York has a variety of property types to choose from:
(Co-ops) and Condominiums:
If you own an apartment in a building, chances are that it is either
a co-op or a condominium. You can't tell from the look of the building.
If it's a condominium, you hold title to your unit and also a percentage
of common parts of the building and the land. If it's a co-op, you
do not own the unit you live in. But who does? A corporation does.
A corporation holds title to land and building. You bought stock
in the corporation and in return have received a proprietary lease
to your apartment.
A multiple-unit structure owned by a corporation, in which each
owner purchases shares of stock equal to the value of the apartment
and is given a proprietary lease. The owner is a shareholder of
the cooperative corporation. The unit owner pays a monthly maintenance
charge, determined by the number of shares, to pay for the building's
underlying mortgage, real estate taxes and other maintenance expenses.
A board of directors is elected by shareholders and it hires a management
company to be responsible for maintenance.
A structure of multiple units in which the owner has the individual
real property ownership of a single unit together with an interest
in the common area. Each unit is a separate tax lot, and the owner
is responsible for paying taxes directly on this deeded unit. A
board of managers is elected by unit owners, and it hires a management
company for maintenance of the building. Each unit owner pays a
monthly common charge to cover the costs of the upkeep of the common
Not very common.
An example: There are three segments in the building -- parking
garage, commercial retail floors, and residential floors, with each
segment receiving a condominium unit deed. When a residential condominium
is owned by a cooperative corporation, it is a condop. It is an
appealing ownership structure when a co-op does not want to involve
itself in the complexity of managing other segments, such as the
parking garage and commercial retail. Real estate brokers sometimes

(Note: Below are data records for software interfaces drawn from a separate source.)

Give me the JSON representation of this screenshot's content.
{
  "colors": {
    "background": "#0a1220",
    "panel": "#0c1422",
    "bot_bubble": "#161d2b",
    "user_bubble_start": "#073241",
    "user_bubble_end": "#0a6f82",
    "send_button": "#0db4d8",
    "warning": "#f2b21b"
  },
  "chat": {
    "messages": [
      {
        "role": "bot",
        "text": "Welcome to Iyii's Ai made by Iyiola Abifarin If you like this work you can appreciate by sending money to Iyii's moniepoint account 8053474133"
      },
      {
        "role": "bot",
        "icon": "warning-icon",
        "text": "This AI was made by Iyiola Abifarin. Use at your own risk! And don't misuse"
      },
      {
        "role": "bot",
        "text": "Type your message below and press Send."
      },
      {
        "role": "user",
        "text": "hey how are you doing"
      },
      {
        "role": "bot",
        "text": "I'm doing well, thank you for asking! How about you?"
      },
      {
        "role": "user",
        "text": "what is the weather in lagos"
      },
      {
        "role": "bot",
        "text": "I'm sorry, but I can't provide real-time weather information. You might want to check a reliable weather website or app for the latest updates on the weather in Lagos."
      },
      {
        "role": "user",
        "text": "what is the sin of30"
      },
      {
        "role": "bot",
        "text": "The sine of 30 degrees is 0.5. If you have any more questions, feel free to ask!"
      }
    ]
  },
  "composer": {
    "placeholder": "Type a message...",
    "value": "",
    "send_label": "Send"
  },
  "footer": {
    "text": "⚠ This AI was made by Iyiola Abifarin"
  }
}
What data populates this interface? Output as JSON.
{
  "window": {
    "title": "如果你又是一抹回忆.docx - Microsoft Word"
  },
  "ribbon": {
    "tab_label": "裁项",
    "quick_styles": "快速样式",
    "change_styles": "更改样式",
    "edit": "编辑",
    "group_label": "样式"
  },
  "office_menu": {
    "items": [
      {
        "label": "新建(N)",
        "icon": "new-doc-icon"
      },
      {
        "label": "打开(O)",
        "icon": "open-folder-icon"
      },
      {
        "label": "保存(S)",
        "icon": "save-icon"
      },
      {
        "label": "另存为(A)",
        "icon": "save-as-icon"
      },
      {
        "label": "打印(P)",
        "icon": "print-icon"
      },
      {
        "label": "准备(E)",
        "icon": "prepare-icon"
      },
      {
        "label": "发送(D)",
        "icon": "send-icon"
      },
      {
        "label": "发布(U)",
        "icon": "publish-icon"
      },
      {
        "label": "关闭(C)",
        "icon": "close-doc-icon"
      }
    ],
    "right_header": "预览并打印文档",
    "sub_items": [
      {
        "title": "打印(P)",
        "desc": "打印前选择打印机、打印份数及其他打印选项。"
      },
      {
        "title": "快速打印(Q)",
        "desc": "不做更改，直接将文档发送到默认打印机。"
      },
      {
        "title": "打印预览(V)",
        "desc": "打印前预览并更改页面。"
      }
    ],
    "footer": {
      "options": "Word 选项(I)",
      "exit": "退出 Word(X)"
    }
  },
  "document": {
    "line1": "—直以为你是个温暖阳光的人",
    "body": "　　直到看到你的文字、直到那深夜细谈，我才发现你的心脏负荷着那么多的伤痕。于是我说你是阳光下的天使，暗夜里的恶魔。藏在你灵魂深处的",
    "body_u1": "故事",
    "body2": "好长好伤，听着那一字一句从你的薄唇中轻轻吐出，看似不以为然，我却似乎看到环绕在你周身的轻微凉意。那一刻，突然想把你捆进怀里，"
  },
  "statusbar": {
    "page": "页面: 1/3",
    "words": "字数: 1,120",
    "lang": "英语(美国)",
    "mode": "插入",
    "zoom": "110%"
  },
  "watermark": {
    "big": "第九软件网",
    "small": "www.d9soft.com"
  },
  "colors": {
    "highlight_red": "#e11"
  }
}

refer to a co-op that does not require or restrict board approval
for rental as a condop.
Generally a low-rise structure (4-5 story) for single or multiple-family